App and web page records
☆ ☆ ☆

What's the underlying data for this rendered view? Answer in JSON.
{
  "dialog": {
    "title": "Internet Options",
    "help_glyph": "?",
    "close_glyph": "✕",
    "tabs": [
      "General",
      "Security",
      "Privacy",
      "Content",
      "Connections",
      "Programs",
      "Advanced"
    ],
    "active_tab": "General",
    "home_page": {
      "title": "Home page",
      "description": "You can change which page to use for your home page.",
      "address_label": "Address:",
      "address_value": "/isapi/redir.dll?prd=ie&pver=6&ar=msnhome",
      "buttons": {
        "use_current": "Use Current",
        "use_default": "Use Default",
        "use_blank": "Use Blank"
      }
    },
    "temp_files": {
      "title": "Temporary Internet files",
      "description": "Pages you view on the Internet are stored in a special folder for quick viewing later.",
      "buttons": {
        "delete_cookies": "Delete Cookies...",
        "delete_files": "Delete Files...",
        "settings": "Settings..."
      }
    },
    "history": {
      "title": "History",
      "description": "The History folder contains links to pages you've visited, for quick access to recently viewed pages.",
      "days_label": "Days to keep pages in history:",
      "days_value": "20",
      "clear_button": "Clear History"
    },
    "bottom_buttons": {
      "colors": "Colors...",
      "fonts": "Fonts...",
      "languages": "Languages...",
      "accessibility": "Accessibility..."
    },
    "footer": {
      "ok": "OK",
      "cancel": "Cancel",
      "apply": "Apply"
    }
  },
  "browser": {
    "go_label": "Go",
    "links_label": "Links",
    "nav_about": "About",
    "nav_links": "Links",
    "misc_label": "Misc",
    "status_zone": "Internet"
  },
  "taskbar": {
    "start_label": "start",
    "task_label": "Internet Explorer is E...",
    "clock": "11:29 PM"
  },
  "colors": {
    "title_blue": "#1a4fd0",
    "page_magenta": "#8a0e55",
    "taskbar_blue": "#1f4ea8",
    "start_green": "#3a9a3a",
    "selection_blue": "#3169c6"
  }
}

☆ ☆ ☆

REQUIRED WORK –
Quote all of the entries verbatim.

WRITTEN ANSWER –
What's the underlying data for this rendered view? Answer in JSON.
{
  "dialog": {
    "title": "Internet Options",
    "help_glyph": "?",
    "close_glyph": "✕",
    "tabs": [
      "General",
      "Security",
      "Privacy",
      "Content",
      "Connections",
      "Programs",
      "Advanced"
    ],
    "active_tab": "General",
    "home_page": {
      "title": "Home page",
      "description": "You can change which page to use for your home page.",
      "address_label": "Address:",
      "address_value": "/isapi/redir.dll?prd=ie&pver=6&ar=msnhome",
      "buttons": {
        "use_current": "Use Current",
        "use_default": "Use Default",
        "use_blank": "Use Blank"
      }
    },
    "temp_files": {
      "title": "Temporary Internet files",
      "description": "Pages you view on the Internet are stored in a special folder for quick viewing later.",
      "buttons": {
        "delete_cookies": "Delete Cookies...",
        "delete_files": "Delete Files...",
        "settings": "Settings..."
      }
    },
    "history": {
      "title": "History",
      "description": "The History folder contains links to pages you've visited, for quick access to recently viewed pages.",
      "days_label": "Days to keep pages in history:",
      "days_value": "20",
      "clear_button": "Clear History"
    },
    "bottom_buttons": {
      "colors": "Colors...",
      "fonts": "Fonts...",
      "languages": "Languages...",
      "accessibility": "Accessibility..."
    },
    "footer": {
      "ok": "OK",
      "cancel": "Cancel",
      "apply": "Apply"
    }
  },
  "browser": {
    "go_label": "Go",
    "links_label": "Links",
    "nav_about": "About",
    "nav_links": "Links",
    "misc_label": "Misc",
    "status_zone": "Internet"
  },
  "taskbar": {
    "start_label": "start",
    "task_label": "Internet Explorer is E...",
    "clock": "11:29 PM"
  },
  "colors": {
    "title_blue": "#1a4fd0",
    "page_magenta": "#8a0e55",
    "taskbar_blue": "#1f4ea8",
    "start_green": "#3a9a3a",
    "selection_blue": "#3169c6"
  }
}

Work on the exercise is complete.